What this task involves »
Going line by line through the records below, count those with the word "color" and give only the count.

Interface dataset entries »
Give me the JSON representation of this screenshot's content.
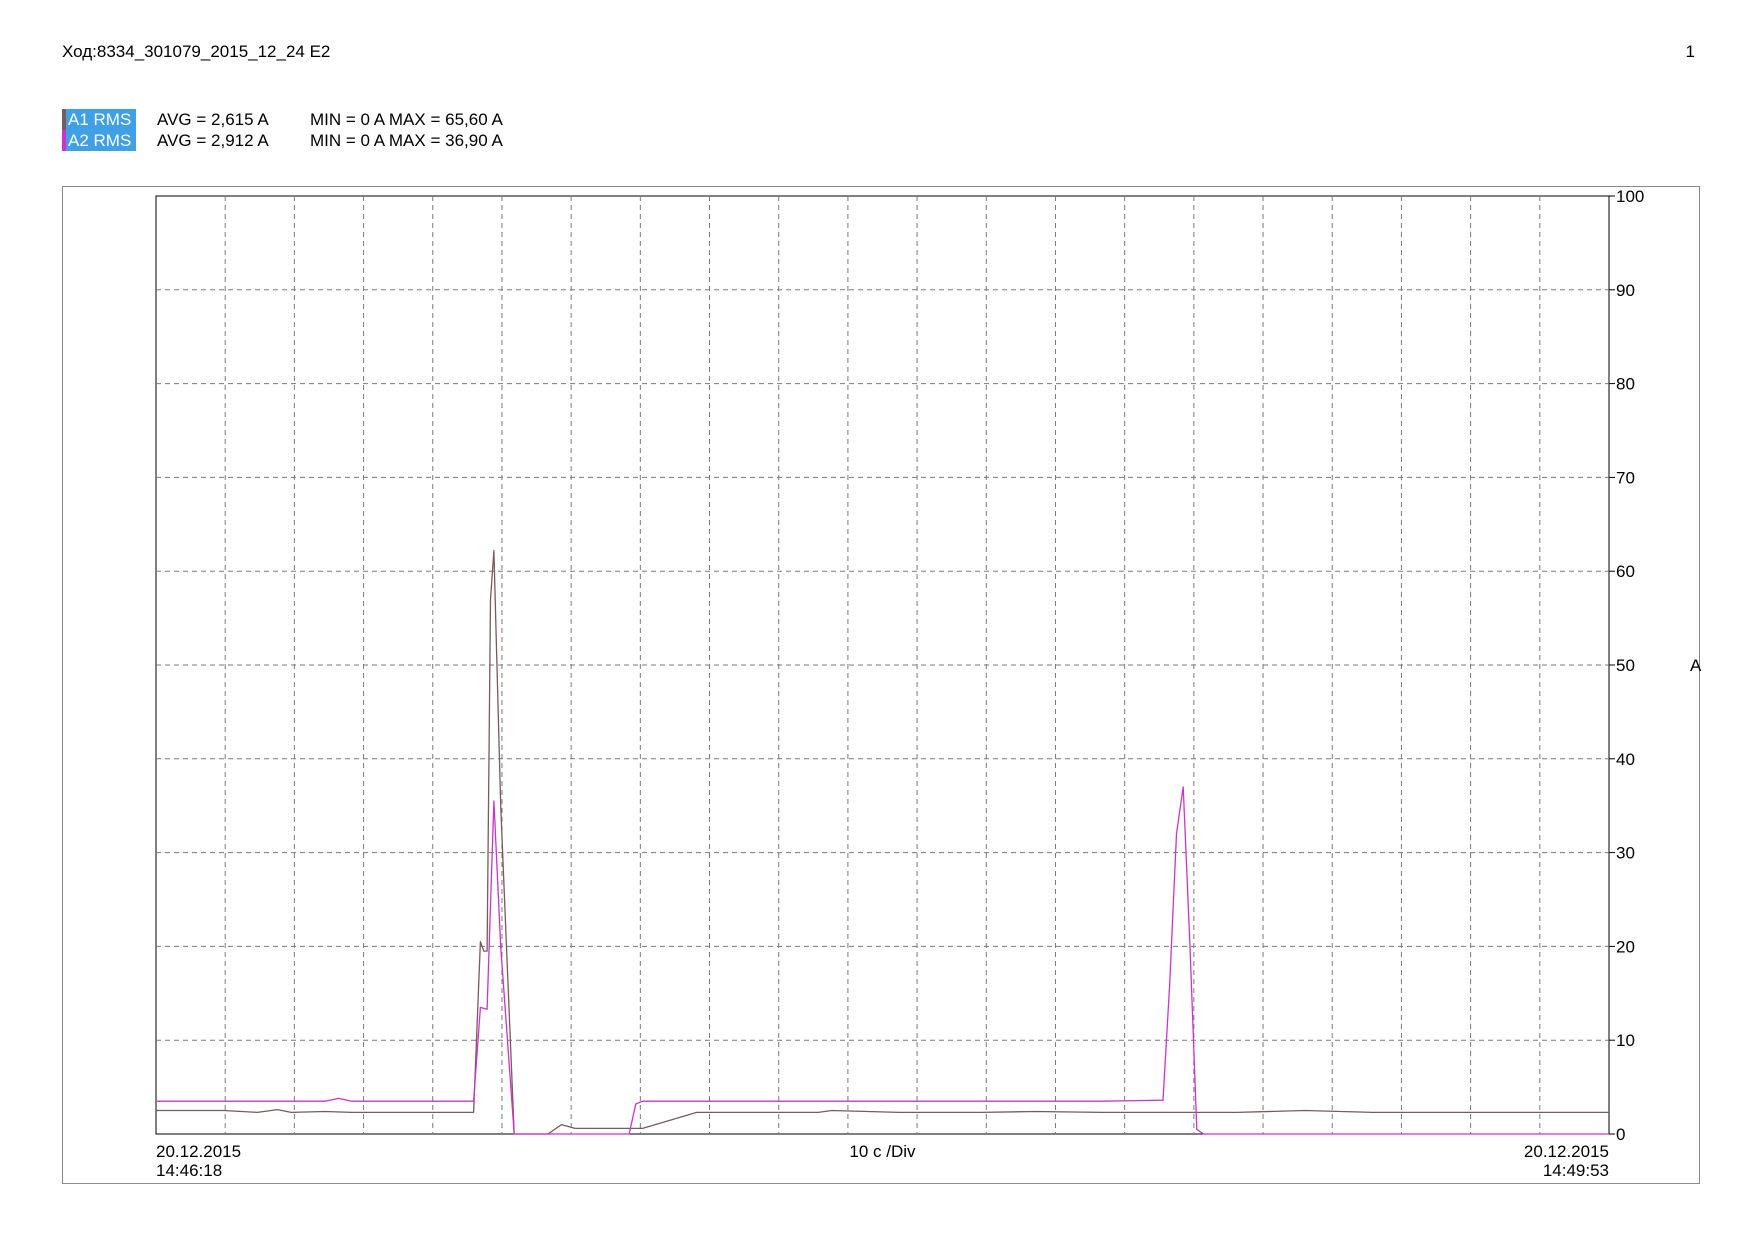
{
  "header": {
    "title": "Ход:8334_301079_2015_12_24 E2",
    "page_number": "1"
  },
  "legend": [
    {
      "label": "A1 RMS",
      "avg": "AVG = 2,615 A",
      "minmax": "MIN = 0 A MAX = 65,60 A",
      "color": "#7a5a5a"
    },
    {
      "label": "A2 RMS",
      "avg": "AVG = 2,912 A",
      "minmax": "MIN = 0 A MAX = 36,90 A",
      "color": "#cc33cc"
    }
  ],
  "chart_data": {
    "type": "line",
    "ylabel": "A",
    "ylim": [
      0,
      100
    ],
    "yticks": [
      0,
      10,
      20,
      30,
      40,
      50,
      60,
      70,
      80,
      90,
      100
    ],
    "xlim": [
      0,
      215
    ],
    "x_divisions": 21,
    "x_start_label": [
      "20.12.2015",
      "14:46:18"
    ],
    "x_end_label": [
      "20.12.2015",
      "14:49:53"
    ],
    "x_scale_label": "10 с /Div",
    "grid": true,
    "series": [
      {
        "name": "A1 RMS",
        "color": "#7a5a5a",
        "x": [
          0,
          10,
          15,
          18,
          20,
          25,
          29,
          30,
          40,
          47,
          48,
          48.5,
          49,
          49.5,
          50,
          51,
          53,
          53.5,
          54,
          56,
          58,
          60,
          62,
          64,
          66,
          70,
          72,
          80,
          90,
          96,
          98,
          100,
          110,
          115,
          120,
          122,
          130,
          140,
          150,
          151,
          152,
          152.5,
          153,
          153.5,
          154,
          155,
          160,
          170,
          180,
          190,
          200,
          215
        ],
        "values": [
          2.5,
          2.5,
          2.3,
          2.6,
          2.3,
          2.4,
          2.3,
          2.3,
          2.3,
          2.3,
          20.5,
          19.5,
          19.5,
          57,
          62.2,
          35,
          0,
          0,
          0,
          0,
          0,
          1,
          0.6,
          0.6,
          0.6,
          0.6,
          0.6,
          2.3,
          2.3,
          2.3,
          2.3,
          2.5,
          2.3,
          2.3,
          2.3,
          2.3,
          2.4,
          2.3,
          2.3,
          2.3,
          2.3,
          2.3,
          2.3,
          2.3,
          2.3,
          2.3,
          2.3,
          2.5,
          2.3,
          2.3,
          2.3,
          2.3
        ]
      },
      {
        "name": "A2 RMS",
        "color": "#cc33cc",
        "x": [
          0,
          10,
          25,
          27,
          29,
          30,
          40,
          47,
          48,
          49,
          50,
          51,
          53,
          66,
          70,
          71,
          72,
          74,
          90,
          110,
          130,
          140,
          149,
          150,
          151,
          152,
          153,
          154,
          155,
          170,
          200,
          215
        ],
        "values": [
          3.5,
          3.5,
          3.5,
          3.8,
          3.5,
          3.5,
          3.5,
          3.5,
          13.5,
          13.3,
          35.5,
          20,
          0,
          0,
          0,
          3.2,
          3.5,
          3.5,
          3.5,
          3.5,
          3.5,
          3.5,
          3.6,
          16,
          32,
          37,
          20,
          0.5,
          0,
          0,
          0,
          0
        ]
      }
    ]
  }
}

Exercise output »
4